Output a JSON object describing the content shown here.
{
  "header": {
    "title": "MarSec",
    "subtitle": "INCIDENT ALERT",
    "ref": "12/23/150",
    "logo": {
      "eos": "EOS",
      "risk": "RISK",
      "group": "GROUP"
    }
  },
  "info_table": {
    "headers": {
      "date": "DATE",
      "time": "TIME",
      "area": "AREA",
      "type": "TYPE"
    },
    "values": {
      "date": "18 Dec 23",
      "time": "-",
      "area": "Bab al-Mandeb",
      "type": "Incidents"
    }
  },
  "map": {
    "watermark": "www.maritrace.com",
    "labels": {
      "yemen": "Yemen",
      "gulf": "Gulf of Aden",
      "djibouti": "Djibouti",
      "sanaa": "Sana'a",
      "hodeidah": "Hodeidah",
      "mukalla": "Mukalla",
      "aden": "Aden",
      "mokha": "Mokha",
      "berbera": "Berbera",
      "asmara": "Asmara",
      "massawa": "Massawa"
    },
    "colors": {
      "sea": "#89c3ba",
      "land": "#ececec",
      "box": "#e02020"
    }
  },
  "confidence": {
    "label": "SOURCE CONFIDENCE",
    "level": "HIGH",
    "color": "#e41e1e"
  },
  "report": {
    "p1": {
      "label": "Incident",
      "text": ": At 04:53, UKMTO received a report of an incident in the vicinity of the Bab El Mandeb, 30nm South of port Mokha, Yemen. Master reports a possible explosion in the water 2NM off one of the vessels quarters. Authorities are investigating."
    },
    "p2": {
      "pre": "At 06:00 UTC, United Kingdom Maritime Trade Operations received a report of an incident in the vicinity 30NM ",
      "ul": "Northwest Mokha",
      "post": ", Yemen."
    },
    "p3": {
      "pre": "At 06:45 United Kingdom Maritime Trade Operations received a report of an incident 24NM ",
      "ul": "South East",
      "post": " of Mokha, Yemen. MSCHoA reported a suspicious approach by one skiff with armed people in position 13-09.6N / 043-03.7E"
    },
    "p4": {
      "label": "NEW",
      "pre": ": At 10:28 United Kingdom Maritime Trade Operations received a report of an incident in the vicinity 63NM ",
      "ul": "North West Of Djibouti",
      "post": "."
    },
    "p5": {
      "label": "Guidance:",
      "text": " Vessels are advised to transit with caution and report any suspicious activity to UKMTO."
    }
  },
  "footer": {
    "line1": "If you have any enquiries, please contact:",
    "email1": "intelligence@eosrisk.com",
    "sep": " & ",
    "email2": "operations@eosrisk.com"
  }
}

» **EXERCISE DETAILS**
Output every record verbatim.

» **TASK OUTPUT**
Output a JSON object describing the content shown here.
{
  "header": {
    "title": "MarSec",
    "subtitle": "INCIDENT ALERT",
    "ref": "12/23/150",
    "logo": {
      "eos": "EOS",
      "risk": "RISK",
      "group": "GROUP"
    }
  },
  "info_table": {
    "headers": {
      "date": "DATE",
      "time": "TIME",
      "area": "AREA",
      "type": "TYPE"
    },
    "values": {
      "date": "18 Dec 23",
      "time": "-",
      "area": "Bab al-Mandeb",
      "type": "Incidents"
    }
  },
  "map": {
    "watermark": "www.maritrace.com",
    "labels": {
      "yemen": "Yemen",
      "gulf": "Gulf of Aden",
      "djibouti": "Djibouti",
      "sanaa": "Sana'a",
      "hodeidah": "Hodeidah",
      "mukalla": "Mukalla",
      "aden": "Aden",
      "mokha": "Mokha",
      "berbera": "Berbera",
      "asmara": "Asmara",
      "massawa": "Massawa"
    },
    "colors": {
      "sea": "#89c3ba",
      "land": "#ececec",
      "box": "#e02020"
    }
  },
  "confidence": {
    "label": "SOURCE CONFIDENCE",
    "level": "HIGH",
    "color": "#e41e1e"
  },
  "report": {
    "p1": {
      "label": "Incident",
      "text": ": At 04:53, UKMTO received a report of an incident in the vicinity of the Bab El Mandeb, 30nm South of port Mokha, Yemen. Master reports a possible explosion in the water 2NM off one of the vessels quarters. Authorities are investigating."
    },
    "p2": {
      "pre": "At 06:00 UTC, United Kingdom Maritime Trade Operations received a report of an incident in the vicinity 30NM ",
      "ul": "Northwest Mokha",
      "post": ", Yemen."
    },
    "p3": {
      "pre": "At 06:45 United Kingdom Maritime Trade Operations received a report of an incident 24NM ",
      "ul": "South East",
      "post": " of Mokha, Yemen. MSCHoA reported a suspicious approach by one skiff with armed people in position 13-09.6N / 043-03.7E"
    },
    "p4": {
      "label": "NEW",
      "pre": ": At 10:28 United Kingdom Maritime Trade Operations received a report of an incident in the vicinity 63NM ",
      "ul": "North West Of Djibouti",
      "post": "."
    },
    "p5": {
      "label": "Guidance:",
      "text": " Vessels are advised to transit with caution and report any suspicious activity to UKMTO."
    }
  },
  "footer": {
    "line1": "If you have any enquiries, please contact:",
    "email1": "intelligence@eosrisk.com",
    "sep": " & ",
    "email2": "operations@eosrisk.com"
  }
}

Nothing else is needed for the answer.